Campus’s impact felt nationally within the Corporate Social Responsibility (CSR) realm
The Vaal Triange Campus of the North-West University (NWU Vaal) is making its impact felt nationally within the Corporate Social Responsibility (CSR) realm.
This is according to Mr Ederick Stander – a project manager and lecturer at the NWU Vaal, following the successful launch and implementation of the ArcelorMittal South Africa (AMSA) Sustainability Accelerator Programme in 2014. According to Stander the progamme proved to be a unique contribution within the CSR space in South Africa. This comes after the release of an Executive Feedback Report detailing the highlights and impact of the programme.
“The report reveals the level of success achieved through the programme and most importantly, it also indicates how the Vaal Triangle Campus continuously delivers upon its mandate of enabling societies to thrive,” explains Stander.
|Participants taking part in a group session||Basic computer training formed part of the programme||During a site visit to ArcelorMittal - Vanderbijlpark|
More about the AMSA Sustainability Accelerator Programme
The AMSA Sustainability Accelerator Programe represented a first-of-its-kind initiative in South Africa and encapsulated a practical educational empowerment programme aimed at individuals working in the non-governmental (NGO), and non-profit (NPO) environments and who drive social development projects on behalf of their corporate funders. The vision of the programme was to develop these organisations into effective entities that can manage themselves and their projects in a manner that will ensure sustainability and longevity. The programme was a joint initiative between ArcelorMittal South Africa and the Vaal Triangle Campus whilst the programme was coordinated through the Campus’s Centre for Continuing Professional Development (CCPD) and the School of Behavioural Sciences within the Faculty of Humanities. The first edition of the AMSA Sustainability Accelerator was launched in April 2014 and concluded in December of the same year.

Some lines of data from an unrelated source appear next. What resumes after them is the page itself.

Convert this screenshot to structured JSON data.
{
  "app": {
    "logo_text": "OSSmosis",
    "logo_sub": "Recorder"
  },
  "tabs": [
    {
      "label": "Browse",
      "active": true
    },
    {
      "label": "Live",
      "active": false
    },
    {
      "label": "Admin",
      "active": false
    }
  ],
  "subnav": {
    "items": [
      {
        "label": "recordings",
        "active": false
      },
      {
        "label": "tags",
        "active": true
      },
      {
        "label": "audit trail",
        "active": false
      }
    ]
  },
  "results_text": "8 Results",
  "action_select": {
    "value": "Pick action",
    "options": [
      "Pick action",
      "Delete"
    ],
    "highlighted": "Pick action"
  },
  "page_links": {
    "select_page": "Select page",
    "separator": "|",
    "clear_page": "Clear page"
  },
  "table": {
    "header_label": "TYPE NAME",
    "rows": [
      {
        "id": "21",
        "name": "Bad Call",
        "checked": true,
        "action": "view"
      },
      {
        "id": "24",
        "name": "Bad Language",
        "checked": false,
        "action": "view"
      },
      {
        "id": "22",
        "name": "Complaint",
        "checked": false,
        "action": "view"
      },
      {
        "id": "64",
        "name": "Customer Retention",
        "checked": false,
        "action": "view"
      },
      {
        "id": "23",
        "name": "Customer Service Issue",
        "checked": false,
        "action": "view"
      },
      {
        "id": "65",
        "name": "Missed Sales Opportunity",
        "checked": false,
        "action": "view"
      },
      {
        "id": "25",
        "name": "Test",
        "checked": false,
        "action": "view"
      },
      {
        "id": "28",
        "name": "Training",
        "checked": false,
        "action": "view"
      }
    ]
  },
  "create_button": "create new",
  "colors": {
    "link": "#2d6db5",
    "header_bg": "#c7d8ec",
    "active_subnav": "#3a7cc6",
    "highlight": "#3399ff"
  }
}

Blended learning as an educational tool
The programme consisted of four components, namely: a certificate study in Corporate Social Investment; a PRAC-Tool programme (directed towards providing participants with a toolbox of practical skills); a business competition and individual coaching by registered psychologists.
Participants received a fully integrated learner guide for the certificate training course and had to subsequently complete assignments that were practically – and case study directed. The participants furthermore also worked on real sector based case studies during focused group sessions.
The PRAC-Tool Programme provided participants with a toolbox of practical skills which they could utilise to be more effective in the day to day running of their respective organisations. In addition to this, three credit bearing practical skills certificate courses were presented to the participants, namely: Basic Computer Skills, Basic Presentation Skills and Basic Report Writing. Stander explains that the goal of the PRAC-Tool component was to enable participants to engage more proficiently with their stakeholders, such as funders, government, strategic partners and the target communities they service.
To assess whether the participants acquired the necessary practical skills required to effectively translate learning into practice – and subsequently drive sustainable organisations that can generate innovative solutions to the various social challenges at hand, a business competition saw participants compete against one another. The winner of the business competition was afforded the opportunity to formally present a proposal for funding to the AMSA Corporate Social Responsibility Board. The winner also secured a bursary to enrol for a diploma course in Project Management at the CCPD.
Lastly, individual coaching saw participants being coached and supported by registered psychologists from the School of Behavioural Sciences. The coaching sessions, conducted monthly with the participants, provided a practical interface where participants were mentored through the various challenges they face – not only individually as well as within their organisations.
|Various case studies and excurtions formed part of the programme||The participants in front of the Learning and Research Commons on Campus|
AMSA Sustainability Accelerator – a success story
“A total of four different certificate courses were offered as part of the programme and the pass rate of the participants across all four of the courses averaged 95%,” says Stander and adds that the programme provided real impact and outcomes that will translate into sustainable gains for communities in the Vaal Triangle region. “The programme saw 20 individuals being equipped with a total of 76 new certificates between them. They will not enter the market place and have the required skill set to operate their organisations in a manner that will greatly benefit their communities.”
|A total of 76 certificates were awarded to the participants. A pass rate of 95% was maintained during the programme|